*FAIL_DELAY* (number)::
Delay in seconds before being allowed another three tries after a login failure. The default value is _5_.
*TTYPERM* (string)::
The terminal permissions. The default value is _0600_ or _0620_ if tty group is used.
*TTYGROUP* (string)::
The login tty will be owned by the *TTYGROUP*. The default value is _tty_. If the *TTYGROUP* does not exist, then the ownership of the terminal is set to the user's primary group.
The *TTYGROUP* can be either the name of a group or a numeric group identifier.
*HUSHLOGIN_FILE* (string)::
If defined, this file can inhibit all the usual chatter during the login sequence. If a full pathname (for example, _/etc/hushlogins_) is specified, then hushed mode will be enabled if the user's name or shell are found in the file. If this global hush login file is empty then the hushed mode will be enabled for all users.
If a full pathname is not specified, then hushed mode will be enabled if the file exists in the user's home directory.
The default is to check _/etc/hushlogins_ and if it does not exist then _~/.hushlogin_.
If the *HUSHLOGIN_FILE* item is empty, then all the checks are disabled.
*DEFAULT_HOME* (boolean)::
Indicate if login is allowed if we cannot change directory to the home directory. If set to _yes_, the user will login in the root (/) directory if it is not possible to change directory to their home.

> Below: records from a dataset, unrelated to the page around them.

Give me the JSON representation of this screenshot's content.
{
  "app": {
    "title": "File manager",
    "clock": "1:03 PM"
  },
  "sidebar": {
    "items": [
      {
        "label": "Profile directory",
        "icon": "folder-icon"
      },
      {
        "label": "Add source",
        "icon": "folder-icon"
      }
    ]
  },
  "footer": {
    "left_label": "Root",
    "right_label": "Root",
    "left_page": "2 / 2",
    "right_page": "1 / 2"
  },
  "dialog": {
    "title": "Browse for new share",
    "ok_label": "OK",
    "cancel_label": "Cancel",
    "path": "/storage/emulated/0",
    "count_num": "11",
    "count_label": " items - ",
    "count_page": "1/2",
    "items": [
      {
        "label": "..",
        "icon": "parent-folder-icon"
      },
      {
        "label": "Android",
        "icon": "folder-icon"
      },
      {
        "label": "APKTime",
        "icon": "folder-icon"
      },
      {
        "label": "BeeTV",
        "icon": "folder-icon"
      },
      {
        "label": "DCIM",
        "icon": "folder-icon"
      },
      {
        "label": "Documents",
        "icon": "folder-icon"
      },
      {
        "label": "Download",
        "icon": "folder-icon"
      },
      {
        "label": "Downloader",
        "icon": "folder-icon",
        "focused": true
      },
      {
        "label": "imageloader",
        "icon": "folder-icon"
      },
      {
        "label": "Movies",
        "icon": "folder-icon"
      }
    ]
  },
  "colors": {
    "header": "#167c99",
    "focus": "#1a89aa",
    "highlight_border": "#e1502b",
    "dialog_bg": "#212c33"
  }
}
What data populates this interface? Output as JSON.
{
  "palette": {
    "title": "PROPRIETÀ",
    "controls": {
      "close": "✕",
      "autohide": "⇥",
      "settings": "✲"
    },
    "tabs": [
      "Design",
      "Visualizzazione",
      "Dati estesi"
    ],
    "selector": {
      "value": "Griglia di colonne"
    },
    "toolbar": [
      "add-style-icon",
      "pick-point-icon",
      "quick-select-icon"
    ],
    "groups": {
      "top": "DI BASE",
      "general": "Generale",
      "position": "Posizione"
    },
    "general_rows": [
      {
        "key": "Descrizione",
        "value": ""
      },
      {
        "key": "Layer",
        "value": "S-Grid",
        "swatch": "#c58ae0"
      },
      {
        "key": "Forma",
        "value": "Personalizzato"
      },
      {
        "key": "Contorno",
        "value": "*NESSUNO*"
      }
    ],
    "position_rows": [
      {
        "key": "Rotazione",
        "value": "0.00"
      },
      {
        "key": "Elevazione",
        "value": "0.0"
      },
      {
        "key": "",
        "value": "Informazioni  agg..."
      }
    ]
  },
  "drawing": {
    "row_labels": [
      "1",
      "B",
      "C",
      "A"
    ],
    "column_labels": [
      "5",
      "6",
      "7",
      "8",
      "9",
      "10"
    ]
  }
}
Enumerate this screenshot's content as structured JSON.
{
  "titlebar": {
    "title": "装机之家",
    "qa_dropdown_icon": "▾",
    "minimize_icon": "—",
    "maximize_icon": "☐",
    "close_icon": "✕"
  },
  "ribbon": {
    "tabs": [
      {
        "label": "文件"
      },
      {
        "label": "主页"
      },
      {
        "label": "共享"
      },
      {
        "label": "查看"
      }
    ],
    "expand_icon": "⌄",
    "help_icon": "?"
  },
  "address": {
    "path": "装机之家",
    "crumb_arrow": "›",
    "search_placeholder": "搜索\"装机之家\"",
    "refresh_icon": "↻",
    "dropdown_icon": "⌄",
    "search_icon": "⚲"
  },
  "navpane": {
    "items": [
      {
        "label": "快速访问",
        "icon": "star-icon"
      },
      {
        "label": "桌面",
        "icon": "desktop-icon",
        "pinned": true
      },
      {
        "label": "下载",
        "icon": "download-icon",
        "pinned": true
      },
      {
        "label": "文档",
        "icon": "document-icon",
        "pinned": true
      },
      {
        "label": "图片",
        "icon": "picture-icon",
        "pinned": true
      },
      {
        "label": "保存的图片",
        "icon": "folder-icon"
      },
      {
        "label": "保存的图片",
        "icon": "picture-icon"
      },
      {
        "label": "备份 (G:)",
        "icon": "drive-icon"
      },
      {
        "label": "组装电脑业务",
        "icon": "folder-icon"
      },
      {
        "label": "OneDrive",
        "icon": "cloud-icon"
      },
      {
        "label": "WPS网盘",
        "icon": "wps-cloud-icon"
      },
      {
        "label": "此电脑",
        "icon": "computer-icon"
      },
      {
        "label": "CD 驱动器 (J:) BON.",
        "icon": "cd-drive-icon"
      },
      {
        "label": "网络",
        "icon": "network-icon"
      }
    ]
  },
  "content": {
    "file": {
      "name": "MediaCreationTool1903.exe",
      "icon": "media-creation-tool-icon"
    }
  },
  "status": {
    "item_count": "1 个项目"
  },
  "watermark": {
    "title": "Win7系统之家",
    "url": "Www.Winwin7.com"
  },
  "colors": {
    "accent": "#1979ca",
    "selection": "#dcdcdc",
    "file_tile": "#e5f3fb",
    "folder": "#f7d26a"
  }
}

The default value is _yes_.
*LASTLOG_UID_MAX* (unsigned number)::
Highest user ID number for which the _lastlog_ entries should be updated. As higher user IDs are usually tracked by remote user identity and authentication services there is no need to create a huge sparse _lastlog_ file for them. No LASTLOG_UID_MAX option present in the configuration means that there is no user ID limit for writing _lastlog_ entries. The default value is _ULONG_MAX_.
*LOG_UNKFAIL_ENAB* (boolean)::
Enable display of unknown usernames when login failures are recorded. The default value is _no_.
Note that logging unknown usernames may be a security issue if a user enters their password instead of their login name.
*ENV_PATH* (string)::
If set, it will be used to define the *PATH* environment variable when a regular user logs in. The default value is _/usr/local/bin:/bin:/usr/bin_.
*ENV_ROOTPATH* (string)::
*ENV_SUPATH* (string)::
If set, it will be used to define the PATH environment variable when the superuser logs in. *ENV_ROOTPATH* takes precedence. The default value is _/usr/local/sbin:/usr/local/bin:/sbin:/bin:/usr/sbin:/usr/bin_.
The undocumented BSD *-r* option is not supported. This may be required by some *rlogind*(8) programs.
A recursive login, as used to be possible in the good old days, no longer works; for most purposes *su*(1) is a satisfactory substitute. Indeed, for security reasons, *login* does a *vhangup*(2) system call to remove any possible listening processes on the tty. This is to avoid password sniffing. If one uses the command *login*, then the surrounding shell gets killed by *vhangup*(2) because it's no longer the true owner of the tty. This can be avoided by using *exec login* in a top-level shell or xterm.
Derived from BSD login 5.40 (5/9/89) by[Michael Glad] for HP-UX. Ported to Linux 0.12:[Peter Orbaek]. Rewritten to a PAM-only version by[Karel Zak]